When two insulated conductors, one of which is charged, are brought into contact, the charge spreads over both conductors. The uncharged conductor becomes charged. A larger conductor receives a larger part of the charge. The potential of the two conductors becomes the same as soon as they are brought into contact, but the quantity of electricity is not the same

 

 

on each. The larger portion of the charge is on the larger conductor.

We say that the conductors have not the same capacity for electricity. The capacity of the conductor depends upon its size.

The capacity of the conductor is measured by the quantity of electricity which must be given to it in order to raise its potential to a given amount.

From this definition it is seen that if the capacity of a conductor increases while the quantity of electricity on it remains constant, its potential will become less.

Condenser. Any arrangement by which the capacity of a conductor is increased artificially is called a condenser.

3. Answer the questions;

1. When does the charge spread over both conductors?

2. What does the uncharged conductor become?

3. Does a larger conductor receive a larger part of the charge?

4. Have the conductors the same capacity for electricity?

5. How can we measure the capacity of the conductor?

6. When does the capacity of a conductor increase?

4. Read the following dialogue, act it out:

Teacher: What substance is a conductor of electricity? Student: Any substance or material which will afford continuous passage of an electric current when

 

 

subjected to a difference of electric potential is a

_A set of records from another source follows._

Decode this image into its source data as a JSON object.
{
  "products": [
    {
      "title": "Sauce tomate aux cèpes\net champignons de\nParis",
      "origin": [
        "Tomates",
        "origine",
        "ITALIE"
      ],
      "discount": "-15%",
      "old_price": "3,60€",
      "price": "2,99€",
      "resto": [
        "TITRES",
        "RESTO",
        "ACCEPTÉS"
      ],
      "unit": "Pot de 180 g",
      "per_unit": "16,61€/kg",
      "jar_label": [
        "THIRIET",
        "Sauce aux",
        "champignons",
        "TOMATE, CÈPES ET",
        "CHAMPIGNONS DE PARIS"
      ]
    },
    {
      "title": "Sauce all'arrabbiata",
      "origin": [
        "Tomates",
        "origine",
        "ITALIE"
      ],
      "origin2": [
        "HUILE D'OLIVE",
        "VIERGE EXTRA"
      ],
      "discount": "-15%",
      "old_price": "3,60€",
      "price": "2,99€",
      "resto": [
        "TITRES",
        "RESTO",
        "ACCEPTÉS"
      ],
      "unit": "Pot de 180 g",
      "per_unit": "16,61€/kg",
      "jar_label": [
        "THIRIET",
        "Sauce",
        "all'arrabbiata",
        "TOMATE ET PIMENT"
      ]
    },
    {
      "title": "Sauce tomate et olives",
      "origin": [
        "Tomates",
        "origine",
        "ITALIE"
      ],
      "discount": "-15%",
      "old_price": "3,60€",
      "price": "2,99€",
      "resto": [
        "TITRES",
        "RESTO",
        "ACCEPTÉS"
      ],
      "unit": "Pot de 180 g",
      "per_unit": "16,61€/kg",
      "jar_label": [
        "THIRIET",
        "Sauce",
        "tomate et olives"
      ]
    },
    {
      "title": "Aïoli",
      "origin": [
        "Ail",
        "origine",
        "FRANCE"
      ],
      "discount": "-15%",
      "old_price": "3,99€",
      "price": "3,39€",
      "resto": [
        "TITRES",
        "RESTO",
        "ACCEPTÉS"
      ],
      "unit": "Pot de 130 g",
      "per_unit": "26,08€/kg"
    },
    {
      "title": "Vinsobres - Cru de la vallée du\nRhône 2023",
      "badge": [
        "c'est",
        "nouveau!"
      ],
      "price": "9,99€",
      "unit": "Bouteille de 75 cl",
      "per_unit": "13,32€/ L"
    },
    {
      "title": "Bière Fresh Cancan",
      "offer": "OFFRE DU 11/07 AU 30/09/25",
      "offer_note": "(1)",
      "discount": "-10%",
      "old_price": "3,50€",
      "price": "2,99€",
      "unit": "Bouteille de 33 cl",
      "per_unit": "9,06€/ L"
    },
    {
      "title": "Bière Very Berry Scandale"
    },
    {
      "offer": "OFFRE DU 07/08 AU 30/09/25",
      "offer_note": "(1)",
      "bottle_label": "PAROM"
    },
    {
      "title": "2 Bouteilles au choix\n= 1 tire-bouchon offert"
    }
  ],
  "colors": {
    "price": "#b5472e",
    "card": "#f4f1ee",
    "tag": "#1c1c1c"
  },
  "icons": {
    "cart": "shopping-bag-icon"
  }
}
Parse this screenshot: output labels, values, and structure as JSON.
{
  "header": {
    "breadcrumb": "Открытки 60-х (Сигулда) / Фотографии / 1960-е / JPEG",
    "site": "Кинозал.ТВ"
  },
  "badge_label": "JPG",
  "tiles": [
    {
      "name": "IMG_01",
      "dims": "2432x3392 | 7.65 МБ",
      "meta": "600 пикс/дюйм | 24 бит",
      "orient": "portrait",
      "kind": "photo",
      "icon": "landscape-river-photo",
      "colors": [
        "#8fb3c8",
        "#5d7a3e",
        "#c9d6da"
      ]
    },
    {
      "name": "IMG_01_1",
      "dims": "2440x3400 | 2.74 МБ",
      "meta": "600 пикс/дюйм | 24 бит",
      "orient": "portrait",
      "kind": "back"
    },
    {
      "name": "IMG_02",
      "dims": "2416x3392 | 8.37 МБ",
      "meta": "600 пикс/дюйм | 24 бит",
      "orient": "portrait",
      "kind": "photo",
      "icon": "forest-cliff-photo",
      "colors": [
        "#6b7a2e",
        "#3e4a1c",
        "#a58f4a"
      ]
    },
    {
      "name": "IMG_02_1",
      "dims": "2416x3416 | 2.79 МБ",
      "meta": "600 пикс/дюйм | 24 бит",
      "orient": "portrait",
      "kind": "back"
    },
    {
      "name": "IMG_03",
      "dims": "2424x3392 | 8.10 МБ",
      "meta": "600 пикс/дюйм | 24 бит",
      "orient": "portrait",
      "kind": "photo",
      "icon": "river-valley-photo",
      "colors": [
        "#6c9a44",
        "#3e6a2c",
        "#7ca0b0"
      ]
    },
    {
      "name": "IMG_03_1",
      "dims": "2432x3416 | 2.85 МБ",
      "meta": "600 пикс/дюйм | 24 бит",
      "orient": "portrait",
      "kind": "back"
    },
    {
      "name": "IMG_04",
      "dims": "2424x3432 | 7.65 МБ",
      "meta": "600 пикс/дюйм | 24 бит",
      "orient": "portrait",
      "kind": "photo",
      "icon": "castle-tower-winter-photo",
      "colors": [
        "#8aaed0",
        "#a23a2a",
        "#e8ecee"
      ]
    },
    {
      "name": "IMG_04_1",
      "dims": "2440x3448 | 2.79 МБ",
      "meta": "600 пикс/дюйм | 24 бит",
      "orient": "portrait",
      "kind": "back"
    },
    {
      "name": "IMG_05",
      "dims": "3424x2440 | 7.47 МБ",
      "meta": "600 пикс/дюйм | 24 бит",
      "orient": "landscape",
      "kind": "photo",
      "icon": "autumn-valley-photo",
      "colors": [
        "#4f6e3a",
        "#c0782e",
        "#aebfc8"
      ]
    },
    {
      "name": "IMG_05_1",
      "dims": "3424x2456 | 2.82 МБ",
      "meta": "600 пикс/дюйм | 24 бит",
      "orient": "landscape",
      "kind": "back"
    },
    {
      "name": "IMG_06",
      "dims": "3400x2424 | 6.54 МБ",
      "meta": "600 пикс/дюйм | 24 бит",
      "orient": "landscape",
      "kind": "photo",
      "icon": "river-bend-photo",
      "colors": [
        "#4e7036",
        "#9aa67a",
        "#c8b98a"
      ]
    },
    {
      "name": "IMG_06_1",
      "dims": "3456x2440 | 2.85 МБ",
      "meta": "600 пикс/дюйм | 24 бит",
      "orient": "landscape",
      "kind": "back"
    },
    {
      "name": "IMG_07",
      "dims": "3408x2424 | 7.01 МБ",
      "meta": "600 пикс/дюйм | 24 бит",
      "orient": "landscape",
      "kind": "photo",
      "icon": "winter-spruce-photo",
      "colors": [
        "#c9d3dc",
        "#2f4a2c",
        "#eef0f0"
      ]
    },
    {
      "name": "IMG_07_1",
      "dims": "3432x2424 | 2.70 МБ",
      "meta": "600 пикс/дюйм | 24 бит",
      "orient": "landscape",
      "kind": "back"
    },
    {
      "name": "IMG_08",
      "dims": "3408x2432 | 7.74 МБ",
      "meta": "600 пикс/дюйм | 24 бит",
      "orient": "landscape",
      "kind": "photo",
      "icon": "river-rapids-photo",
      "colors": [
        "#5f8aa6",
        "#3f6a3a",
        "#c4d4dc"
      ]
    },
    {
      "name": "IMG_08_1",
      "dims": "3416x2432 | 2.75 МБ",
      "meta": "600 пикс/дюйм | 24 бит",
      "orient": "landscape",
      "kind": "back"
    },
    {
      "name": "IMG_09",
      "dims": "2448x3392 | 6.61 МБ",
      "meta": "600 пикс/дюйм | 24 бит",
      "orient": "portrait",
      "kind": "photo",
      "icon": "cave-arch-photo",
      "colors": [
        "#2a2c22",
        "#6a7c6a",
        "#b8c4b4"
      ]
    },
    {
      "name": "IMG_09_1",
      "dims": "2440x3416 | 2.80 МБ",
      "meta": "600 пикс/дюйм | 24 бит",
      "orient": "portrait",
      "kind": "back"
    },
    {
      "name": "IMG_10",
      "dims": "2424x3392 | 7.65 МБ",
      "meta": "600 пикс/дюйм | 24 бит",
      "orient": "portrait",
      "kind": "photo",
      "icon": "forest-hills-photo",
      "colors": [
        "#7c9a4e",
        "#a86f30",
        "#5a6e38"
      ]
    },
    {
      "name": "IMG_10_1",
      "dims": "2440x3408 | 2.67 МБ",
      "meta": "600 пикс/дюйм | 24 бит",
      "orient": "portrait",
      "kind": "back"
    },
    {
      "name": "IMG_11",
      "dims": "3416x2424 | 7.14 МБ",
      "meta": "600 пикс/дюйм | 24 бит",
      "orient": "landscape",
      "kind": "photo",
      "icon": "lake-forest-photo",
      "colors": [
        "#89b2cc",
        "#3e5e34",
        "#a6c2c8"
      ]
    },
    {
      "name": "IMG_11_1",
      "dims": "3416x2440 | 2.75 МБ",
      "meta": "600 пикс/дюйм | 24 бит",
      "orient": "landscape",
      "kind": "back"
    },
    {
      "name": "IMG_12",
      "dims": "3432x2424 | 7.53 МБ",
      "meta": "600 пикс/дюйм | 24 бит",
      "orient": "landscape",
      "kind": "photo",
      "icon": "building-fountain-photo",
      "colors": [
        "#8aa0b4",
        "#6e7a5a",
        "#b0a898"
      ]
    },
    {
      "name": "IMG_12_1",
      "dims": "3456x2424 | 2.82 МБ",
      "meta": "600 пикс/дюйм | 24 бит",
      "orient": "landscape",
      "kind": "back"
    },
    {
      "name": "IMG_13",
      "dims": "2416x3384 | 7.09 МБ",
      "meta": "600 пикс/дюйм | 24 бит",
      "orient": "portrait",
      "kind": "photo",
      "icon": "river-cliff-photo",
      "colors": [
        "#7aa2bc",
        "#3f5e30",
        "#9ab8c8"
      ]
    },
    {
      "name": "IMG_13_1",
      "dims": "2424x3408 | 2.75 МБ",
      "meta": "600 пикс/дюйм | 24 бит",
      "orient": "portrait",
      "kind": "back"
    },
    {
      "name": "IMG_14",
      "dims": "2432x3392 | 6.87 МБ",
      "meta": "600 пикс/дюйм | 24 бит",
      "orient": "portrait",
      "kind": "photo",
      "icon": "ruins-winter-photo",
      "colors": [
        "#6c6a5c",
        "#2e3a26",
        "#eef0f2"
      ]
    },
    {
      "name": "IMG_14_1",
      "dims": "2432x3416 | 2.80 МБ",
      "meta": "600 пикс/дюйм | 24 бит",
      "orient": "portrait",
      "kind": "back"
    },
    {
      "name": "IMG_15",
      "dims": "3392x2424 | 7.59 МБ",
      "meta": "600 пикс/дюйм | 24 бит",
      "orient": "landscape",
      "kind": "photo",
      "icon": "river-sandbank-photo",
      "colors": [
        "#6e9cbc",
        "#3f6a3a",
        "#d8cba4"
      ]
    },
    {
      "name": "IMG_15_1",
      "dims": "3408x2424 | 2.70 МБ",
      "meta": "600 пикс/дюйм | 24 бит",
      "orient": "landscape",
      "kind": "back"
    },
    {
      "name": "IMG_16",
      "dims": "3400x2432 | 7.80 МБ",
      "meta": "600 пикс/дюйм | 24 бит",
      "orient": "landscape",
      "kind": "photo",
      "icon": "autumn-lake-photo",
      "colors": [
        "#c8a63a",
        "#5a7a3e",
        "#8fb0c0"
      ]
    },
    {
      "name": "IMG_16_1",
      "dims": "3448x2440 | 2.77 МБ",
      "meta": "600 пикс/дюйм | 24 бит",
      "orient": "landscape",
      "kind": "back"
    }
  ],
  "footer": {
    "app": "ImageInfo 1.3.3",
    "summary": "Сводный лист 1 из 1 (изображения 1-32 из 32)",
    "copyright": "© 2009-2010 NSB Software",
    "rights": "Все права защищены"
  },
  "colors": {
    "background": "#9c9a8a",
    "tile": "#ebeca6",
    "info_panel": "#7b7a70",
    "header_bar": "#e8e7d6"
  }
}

conductor of electricity.

T: When is a conductor said to be more efficient?

S: The greater the density of current for a given

potential difference the more efficient the conductor is

said to be.

T: What substances are efficient conductors and which

are poor ones?

S: Virtually all substances in solid or liquid state

possess the property of electric conductivity in some

degree. The metals, for example, are the best

conductors, many other substances, such as metal

oxides and salts, minerals and fibrous materials being

relatively poor conductors of electricity.

T: Which of less efficient conducting materials are of

great use in electricity?

S: Some of the less efficient conducting materials such

as carbon and certain metal alloys have very useful

applications in electrical arts, as well as the efficient

conductors such as copper and aluminum.

T: What substances are classed as non-conductors?

S: Certain substances are known to possess so little

conductivity that they are classed as non-conductors, a

better term being insulators or dielectrics.

T: Define a conductor, please.

S: A conductor is a body so constructed of conducting

material that it may be used as a carrier of electric

current. In ordinary engineering usage a conductor is a

material of relatively high conductivity.

T: Define a circuit, please.

 

S: An electric circuit is the path of an electric current or, more specifically, it is a conducting part or a system of parts through which an electric current is intended to flow.

5. Match the words with their definitions;

A conductor of electricity Non-conductors A conductor A circuit

Any substance or material which will afford continuous passage of an electric current when subjected to a difference of electric potential.

Certain substances that are known to possess little conductivity.

A body so constructed of conducting material that it may be used as a carrier of electric current.

A material of relatively high conductivity. A path of an electric current.

A conducting part or a system of parts through which an electric current is intended to flow.

 

 

6. Translate into English:

. . ֳ , , 䳺 ... . , . , .

, . , . .

© 2013 wikipage.com.ua - wikipage.com.ua |